Other than playing a relatively easy schedule last year Carolina also used that to lead the league in takeaways with 39 and turn those into great field position or points, which helped Carolina to their 31 points per game during the regular season
The line in the SB last year was Carolina -4.5 on a neutral field. Now, we are playing this game in Denver, where the Broncos were 3-0 SU & ATS last year as home dogs. If that 4.5 line was accurate that should make Carolina only a 1 to 1.5 point favourite on the road in Denver, not a 3 point favourite.
Some may argue Denver is a better team this year, which would make this line even more out of whack. SB losers have not fared well in week one of the following season when having to travel on the road. They are now just 2-14 ATS when going on the road in week one. Meanwhile, SB winners opening at home and laying less than six points (a reasonable line) or a home dog are 7-2 ats.
Denver also qualifies in one of my best week one situations, which wins year after year after year and is now 52-16-1. That situation went 2-0 last year during week one. The situation identifies certain aspects during the preseason which have become very good predictors of success during the first week of the season.
Denver played ten games at home last year and only two of those games totalled more than 43 points. Week one non division games that feature road dogs of three or less points (or favourites) go under the total to a tune of 41-10-1 if the total is 42 or more. This total may get to 42 again. There is a subset of that total that is 23-1-1 that this game just misses out on as well.
Either way this game figures to be a low scoring game and the first half total of 21 lines up to look like an excellent play. Denver figures to play it somewhat conservatively and use field position while they get Siemian’s feet wet. Also, the possessions figure to be at a premium in this game. One drive in this game for a fg means we would still need three touchdowns in the first half to lose. With two good defenses going at it, even a well-designed drive is likely to end in a fg. Short of turnovers, this figures to be a low scoring first half.
Carolina may very well be focused for revenge but Denver also focused because they have been listed as a home dog in this game. Value to the defensive home dog and two great defences should lead to a low scoring Denver victory. Let’s hope for another ugly contest.

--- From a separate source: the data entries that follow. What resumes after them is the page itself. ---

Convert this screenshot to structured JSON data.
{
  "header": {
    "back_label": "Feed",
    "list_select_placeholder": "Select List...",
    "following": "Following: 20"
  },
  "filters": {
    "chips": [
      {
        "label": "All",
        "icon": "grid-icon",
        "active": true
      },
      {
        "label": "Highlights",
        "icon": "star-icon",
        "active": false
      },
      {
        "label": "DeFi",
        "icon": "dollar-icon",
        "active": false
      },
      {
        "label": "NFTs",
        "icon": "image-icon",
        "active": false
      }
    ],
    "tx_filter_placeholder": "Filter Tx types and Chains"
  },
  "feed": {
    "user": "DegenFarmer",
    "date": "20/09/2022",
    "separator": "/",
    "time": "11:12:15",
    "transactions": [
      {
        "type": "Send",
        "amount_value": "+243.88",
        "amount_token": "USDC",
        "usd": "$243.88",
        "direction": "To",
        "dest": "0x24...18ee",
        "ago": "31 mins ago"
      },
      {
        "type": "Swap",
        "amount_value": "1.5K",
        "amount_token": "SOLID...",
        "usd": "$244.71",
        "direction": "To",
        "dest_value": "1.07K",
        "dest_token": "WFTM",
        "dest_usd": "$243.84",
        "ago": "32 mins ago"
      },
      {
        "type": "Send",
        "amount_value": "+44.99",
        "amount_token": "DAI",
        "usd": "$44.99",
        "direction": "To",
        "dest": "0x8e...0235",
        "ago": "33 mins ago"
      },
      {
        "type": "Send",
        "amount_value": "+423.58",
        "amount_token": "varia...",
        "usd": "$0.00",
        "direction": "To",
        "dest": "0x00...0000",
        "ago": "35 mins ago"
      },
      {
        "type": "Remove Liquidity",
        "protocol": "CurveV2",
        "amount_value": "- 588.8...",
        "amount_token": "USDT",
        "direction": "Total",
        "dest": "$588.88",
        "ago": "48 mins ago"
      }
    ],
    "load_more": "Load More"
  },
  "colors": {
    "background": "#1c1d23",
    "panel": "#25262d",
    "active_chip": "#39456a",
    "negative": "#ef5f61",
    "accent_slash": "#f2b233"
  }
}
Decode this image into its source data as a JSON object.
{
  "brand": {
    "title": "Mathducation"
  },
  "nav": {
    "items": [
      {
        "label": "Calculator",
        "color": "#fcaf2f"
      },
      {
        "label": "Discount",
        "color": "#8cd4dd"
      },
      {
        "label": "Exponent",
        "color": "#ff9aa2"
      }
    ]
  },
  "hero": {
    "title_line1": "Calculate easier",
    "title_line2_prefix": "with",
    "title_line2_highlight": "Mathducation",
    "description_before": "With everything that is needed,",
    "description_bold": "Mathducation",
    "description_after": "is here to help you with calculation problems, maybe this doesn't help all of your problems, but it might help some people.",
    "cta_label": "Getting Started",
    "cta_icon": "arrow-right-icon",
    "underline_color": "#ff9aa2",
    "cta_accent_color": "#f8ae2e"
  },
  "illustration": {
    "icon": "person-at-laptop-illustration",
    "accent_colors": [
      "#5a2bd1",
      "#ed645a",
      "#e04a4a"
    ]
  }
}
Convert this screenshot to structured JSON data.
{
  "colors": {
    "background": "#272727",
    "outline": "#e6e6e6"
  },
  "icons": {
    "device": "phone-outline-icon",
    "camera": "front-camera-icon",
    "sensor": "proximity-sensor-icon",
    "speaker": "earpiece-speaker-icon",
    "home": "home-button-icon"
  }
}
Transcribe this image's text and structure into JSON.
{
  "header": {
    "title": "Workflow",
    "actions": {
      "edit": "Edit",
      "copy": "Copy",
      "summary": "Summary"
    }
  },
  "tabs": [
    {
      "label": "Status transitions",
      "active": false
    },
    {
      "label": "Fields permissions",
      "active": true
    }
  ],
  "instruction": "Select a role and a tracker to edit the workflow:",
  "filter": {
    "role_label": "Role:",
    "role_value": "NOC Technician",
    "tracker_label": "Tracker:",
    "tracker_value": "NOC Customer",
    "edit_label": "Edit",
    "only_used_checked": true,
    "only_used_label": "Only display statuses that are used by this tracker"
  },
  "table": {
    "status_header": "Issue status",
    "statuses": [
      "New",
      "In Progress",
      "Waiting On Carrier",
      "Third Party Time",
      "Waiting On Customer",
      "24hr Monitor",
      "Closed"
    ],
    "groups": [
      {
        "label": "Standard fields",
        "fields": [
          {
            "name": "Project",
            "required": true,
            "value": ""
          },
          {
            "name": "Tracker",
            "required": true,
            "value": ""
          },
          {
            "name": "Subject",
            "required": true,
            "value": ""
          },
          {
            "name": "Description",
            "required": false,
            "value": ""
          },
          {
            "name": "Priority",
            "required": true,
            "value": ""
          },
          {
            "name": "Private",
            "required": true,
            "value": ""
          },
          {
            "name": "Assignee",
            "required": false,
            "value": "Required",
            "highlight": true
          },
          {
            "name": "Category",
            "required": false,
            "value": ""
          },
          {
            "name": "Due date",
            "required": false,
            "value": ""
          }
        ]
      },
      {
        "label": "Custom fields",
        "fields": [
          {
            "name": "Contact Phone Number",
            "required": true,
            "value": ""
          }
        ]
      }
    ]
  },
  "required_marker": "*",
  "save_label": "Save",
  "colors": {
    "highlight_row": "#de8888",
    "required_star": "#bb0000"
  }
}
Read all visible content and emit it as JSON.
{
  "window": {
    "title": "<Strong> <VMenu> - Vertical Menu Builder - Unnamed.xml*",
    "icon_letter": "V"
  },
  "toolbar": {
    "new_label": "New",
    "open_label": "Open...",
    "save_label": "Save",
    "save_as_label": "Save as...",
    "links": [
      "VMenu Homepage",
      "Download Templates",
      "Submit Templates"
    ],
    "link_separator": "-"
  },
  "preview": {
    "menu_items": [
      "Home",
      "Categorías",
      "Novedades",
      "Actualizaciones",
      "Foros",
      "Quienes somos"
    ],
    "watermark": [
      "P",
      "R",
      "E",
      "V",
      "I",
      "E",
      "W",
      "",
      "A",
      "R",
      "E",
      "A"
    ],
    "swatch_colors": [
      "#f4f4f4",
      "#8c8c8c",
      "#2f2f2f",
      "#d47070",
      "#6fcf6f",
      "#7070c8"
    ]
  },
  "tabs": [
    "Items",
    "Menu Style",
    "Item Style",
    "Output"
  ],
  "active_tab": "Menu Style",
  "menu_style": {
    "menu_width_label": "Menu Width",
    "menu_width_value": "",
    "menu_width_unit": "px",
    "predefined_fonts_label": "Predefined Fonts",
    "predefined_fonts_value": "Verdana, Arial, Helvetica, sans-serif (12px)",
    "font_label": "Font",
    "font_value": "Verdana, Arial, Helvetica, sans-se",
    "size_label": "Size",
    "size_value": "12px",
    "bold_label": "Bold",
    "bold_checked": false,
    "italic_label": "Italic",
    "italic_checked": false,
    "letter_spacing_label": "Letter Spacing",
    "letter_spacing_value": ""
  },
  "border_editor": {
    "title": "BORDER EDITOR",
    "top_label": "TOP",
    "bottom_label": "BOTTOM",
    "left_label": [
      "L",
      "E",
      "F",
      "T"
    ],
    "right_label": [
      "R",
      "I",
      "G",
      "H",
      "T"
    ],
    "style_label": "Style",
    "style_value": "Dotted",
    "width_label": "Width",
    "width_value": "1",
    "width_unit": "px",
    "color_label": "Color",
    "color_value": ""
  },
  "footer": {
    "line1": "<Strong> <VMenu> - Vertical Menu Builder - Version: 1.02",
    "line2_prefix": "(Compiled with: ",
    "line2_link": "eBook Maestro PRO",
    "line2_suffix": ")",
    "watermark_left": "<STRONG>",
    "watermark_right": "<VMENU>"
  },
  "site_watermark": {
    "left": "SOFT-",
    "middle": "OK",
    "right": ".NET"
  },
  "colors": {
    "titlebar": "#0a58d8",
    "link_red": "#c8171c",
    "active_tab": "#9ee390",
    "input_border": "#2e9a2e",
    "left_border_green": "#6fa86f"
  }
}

Denver by 4
BACK – Denver +3.0 pts
ypr = yards per rush
yps = yards per pass
yppl = yards per play
SU = straight up (ie. won the game)
ATS = At The Spread (ie. covered the line)
fg = Field Goal